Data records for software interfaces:
------------------------------------------------

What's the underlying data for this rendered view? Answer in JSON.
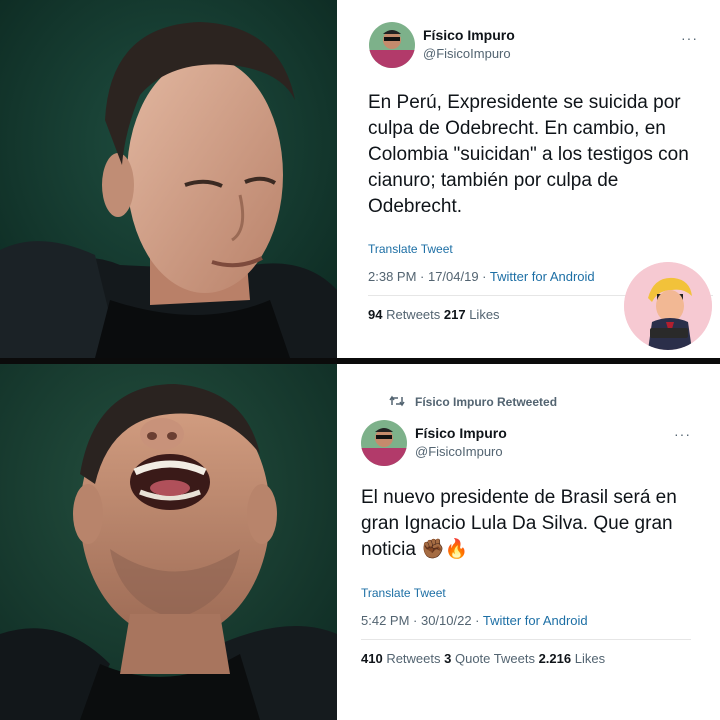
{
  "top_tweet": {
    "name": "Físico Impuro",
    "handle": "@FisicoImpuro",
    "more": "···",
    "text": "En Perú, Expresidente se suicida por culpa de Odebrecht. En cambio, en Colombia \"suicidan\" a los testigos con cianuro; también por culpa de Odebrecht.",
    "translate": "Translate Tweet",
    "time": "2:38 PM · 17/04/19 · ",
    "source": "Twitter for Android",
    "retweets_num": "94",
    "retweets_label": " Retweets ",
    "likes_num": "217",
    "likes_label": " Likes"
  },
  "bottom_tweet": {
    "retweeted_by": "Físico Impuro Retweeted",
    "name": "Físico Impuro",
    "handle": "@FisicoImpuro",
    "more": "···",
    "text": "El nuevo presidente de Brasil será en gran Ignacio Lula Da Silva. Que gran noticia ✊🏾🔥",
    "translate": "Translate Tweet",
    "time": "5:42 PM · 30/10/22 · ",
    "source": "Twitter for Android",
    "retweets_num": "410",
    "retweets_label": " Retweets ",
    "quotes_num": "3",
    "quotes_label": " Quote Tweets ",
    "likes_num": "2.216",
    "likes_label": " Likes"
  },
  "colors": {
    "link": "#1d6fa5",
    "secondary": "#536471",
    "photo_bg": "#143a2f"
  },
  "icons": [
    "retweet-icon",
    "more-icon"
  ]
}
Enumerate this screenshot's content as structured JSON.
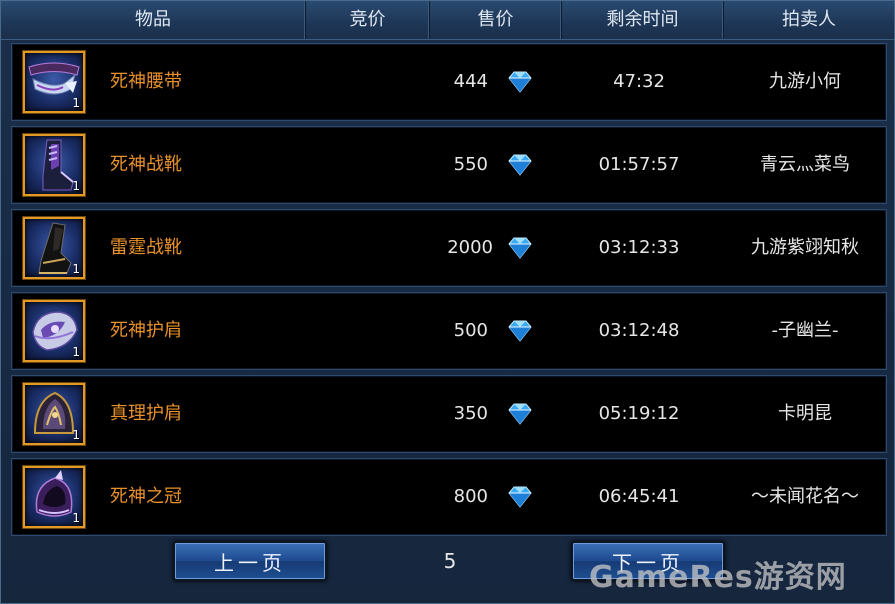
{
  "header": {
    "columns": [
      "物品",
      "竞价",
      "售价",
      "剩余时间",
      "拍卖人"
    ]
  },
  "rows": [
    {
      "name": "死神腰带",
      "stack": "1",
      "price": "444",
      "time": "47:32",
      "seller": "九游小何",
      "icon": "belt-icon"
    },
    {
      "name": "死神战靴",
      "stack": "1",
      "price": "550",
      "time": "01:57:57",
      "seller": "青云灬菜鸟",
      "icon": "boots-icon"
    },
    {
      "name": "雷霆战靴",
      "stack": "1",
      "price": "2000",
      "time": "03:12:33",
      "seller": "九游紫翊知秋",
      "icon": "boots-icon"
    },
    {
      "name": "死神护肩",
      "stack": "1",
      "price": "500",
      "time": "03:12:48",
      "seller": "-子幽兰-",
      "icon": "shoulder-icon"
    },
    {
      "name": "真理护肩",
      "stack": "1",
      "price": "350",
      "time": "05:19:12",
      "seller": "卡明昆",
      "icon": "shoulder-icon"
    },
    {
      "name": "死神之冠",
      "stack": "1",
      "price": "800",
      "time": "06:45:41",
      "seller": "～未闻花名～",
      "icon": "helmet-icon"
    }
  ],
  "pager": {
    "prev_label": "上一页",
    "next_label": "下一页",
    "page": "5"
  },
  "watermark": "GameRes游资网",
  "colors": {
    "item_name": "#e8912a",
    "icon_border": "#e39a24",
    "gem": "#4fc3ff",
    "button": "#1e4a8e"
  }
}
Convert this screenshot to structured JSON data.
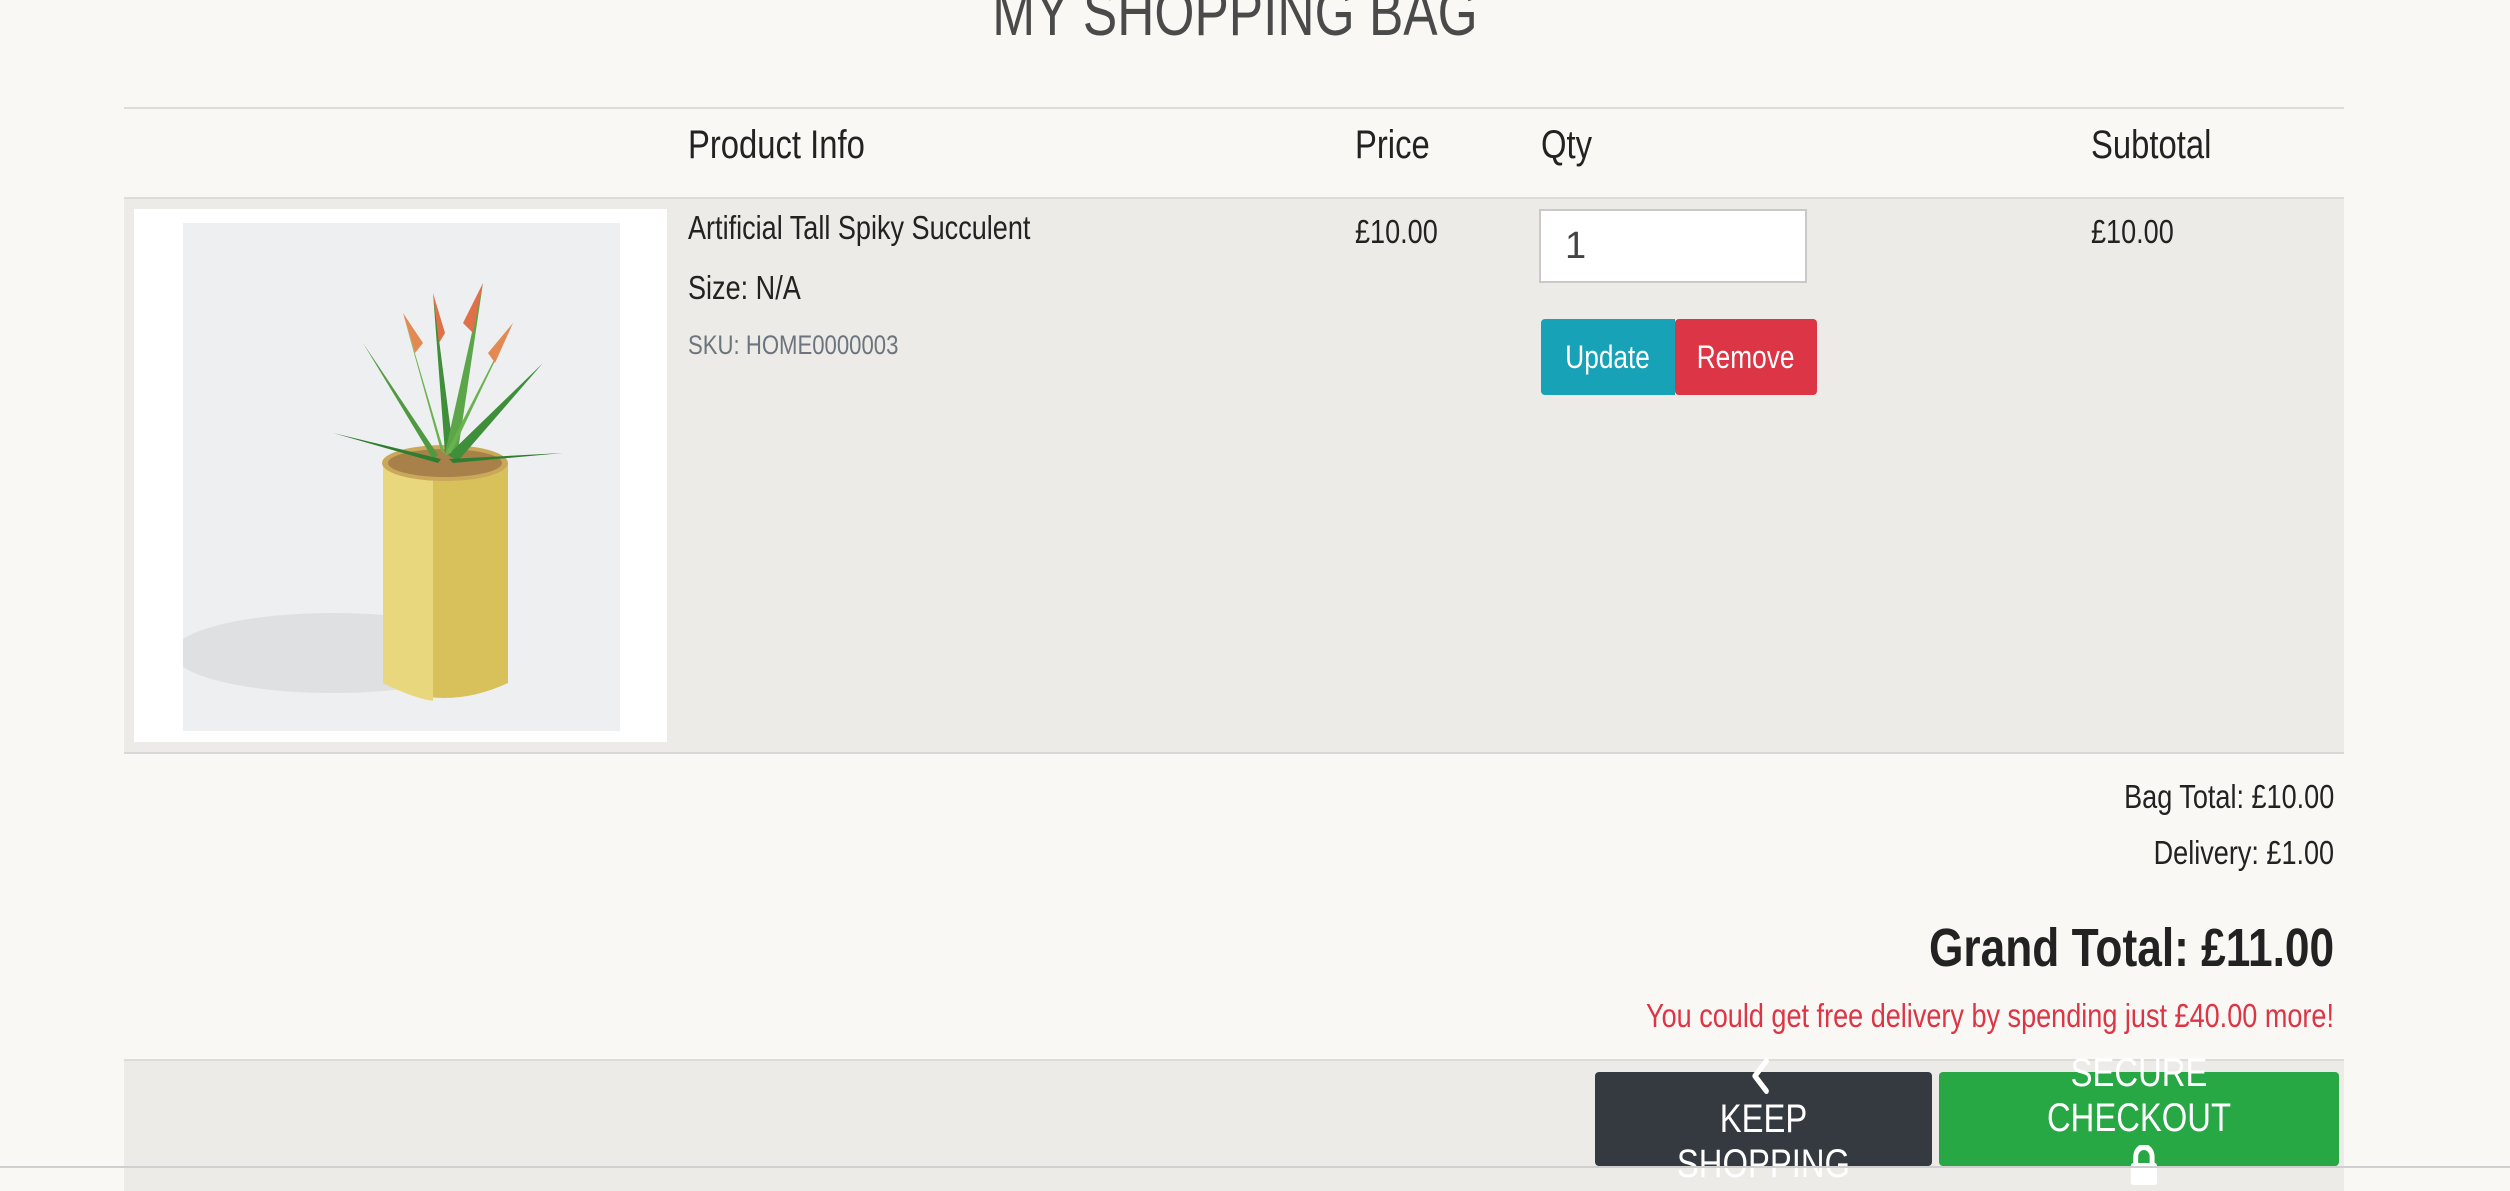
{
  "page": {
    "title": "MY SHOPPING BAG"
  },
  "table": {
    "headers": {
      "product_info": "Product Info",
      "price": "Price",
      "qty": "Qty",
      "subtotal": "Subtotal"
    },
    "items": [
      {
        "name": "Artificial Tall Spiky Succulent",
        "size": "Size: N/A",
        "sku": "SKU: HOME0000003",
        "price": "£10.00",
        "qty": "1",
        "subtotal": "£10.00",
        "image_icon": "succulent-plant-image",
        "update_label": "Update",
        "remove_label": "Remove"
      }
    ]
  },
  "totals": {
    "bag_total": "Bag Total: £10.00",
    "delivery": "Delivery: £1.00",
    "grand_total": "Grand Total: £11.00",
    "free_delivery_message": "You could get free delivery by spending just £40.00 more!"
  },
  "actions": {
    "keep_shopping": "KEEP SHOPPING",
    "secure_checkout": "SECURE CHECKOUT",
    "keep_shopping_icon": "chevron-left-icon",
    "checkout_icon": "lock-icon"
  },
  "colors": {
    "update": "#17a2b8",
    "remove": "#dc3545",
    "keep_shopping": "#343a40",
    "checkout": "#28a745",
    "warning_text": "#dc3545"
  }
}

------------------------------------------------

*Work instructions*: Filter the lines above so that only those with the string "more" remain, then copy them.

*Exercise response*:
    "more": "···",
    "more": "···",
    "more-icon"
    "free_delivery_message": "You could get free delivery by spending just £40.00 more!"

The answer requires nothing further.